The prognosis and treatment of recurrent or progressive neuroblastoma depends on many factors including initial stage, tumor biological characteristics at recurrence, the site and extent of the recurrence or progression, previous treatment, and individual patient considerations. In selected patients originally diagnosed with low- or intermediate-risk disease, recurrence may be treated successfully with limited intervention. The Children's Oncology Group (COG) experience with recurrence in intermediate-risk neuroblastoma is that the majority of recurrences can be salvaged, as demonstrated by a 3-year event free survival (EFS) of 88% and an overall survival (OS) of 96%. When neuroblastoma recurs in a child originally diagnosed with high-risk disease and is widespread, the prognosis is usually poor despite additional intensive therapy.[2,3,4] The combination of cyclophosphamide plus topotecan has been active in patients with recurrent or refractory disease who have not received topotecan previously. Iodine-131-meta-iodobenzylguanidine (MIBG) therapy is also active in patients with recurrent or refractory neuroblastoma. Clinical trials are appropriate and should be considered. Information about ongoing clinical trials is available from the NCI Web site.

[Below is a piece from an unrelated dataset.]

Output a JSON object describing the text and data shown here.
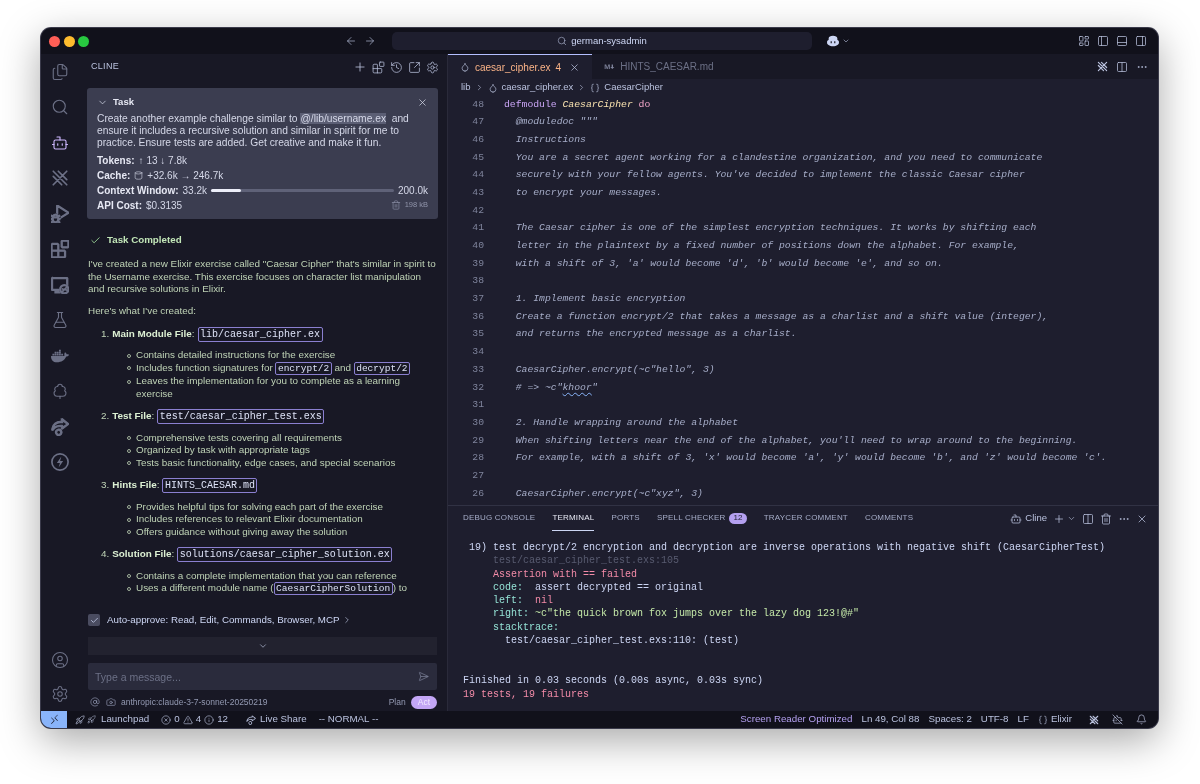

Central nervous system (CNS) involvement, though rare at initial presentation, may occur in 5% to 10% of patients with recurrent neuroblastoma. Because upfront treatment for newly diagnosed patients does not adequately treat the CNS, the CNS has emerged as a sanctuary site leading to relapse.[7,8] CNS relapses have been almost always fatal with a median time to death of 6 months. Current treatment approaches generally include eradicating bulky and microscopic residual disease in the CNS as well as minimal residual systemic disease that may herald further relapses. Neurosurgical interventions serve to decrease edema, control hemorrhage, and remove bulky tumor prior to starting radiation therapy. Compartmental radioimmunotherapy using intrathecal radioiodinated monoclonal antibodies has been tested in patients with recurrent metastatic CNS neuroblastoma following surgery, craniospinal radiation therapy, and chemotherapy.
There is no standard staging system for central nervous system atypical teratoid/rhabdoid tumor.
The extent or spread of cancer is usually described as stages. There is no standard staging system for central nervous systematypical teratoid/rhabdoid tumor. This tumor is classified as newly diagnosed or recurrent. Treatment depends on how much cancer remains after surgery and the age of the child. Results from the following procedures are used to plan treatment:
MRI (magnetic resonance...
In North America, the COG investigated a risk-based neuroblastoma treatment plan that assigned all patients to a low-, intermediate-, or high-risk group based on age, International Neuroblastoma Staging System (INSS) stage, and tumor biology (i.e., MYCN gene amplification, International Neuroblastoma Pathology Classification [INPC] system, and DNA ploidy). Treatment of recurrent disease was determined by risk group at the time of diagnosis (refer to Table 1), extent of disease at recurrence, patient age at recurrence, and the tumor biology. If tumor was unavailable for biological studies at recurrence, the biology of the tumor at time of diagnosis was used to help determine treatment.
Recurrent Neuroblastoma in Patients Initially Classified as Low Risk
(Risk categories are defined in the Table 1 in the Stage Information section of this summary.)
Local regional recurrent cancer is resected if possible:
Those with favorable biology and regional recurrence more than 3 months after completion of planned treatment are observed if resection of the recurrence is total or near total (?90% resection). Those with favorable biology and a less than near-total resection are treated with 12 weeks of chemotherapy.
Infants younger than 1 year at the time of local/regional recurrence whose tumors have any unfavorable biologic properties are observed if resection is total or near total. If the resection is less than near total, these same infants are treated with 24 weeks of chemotherapy.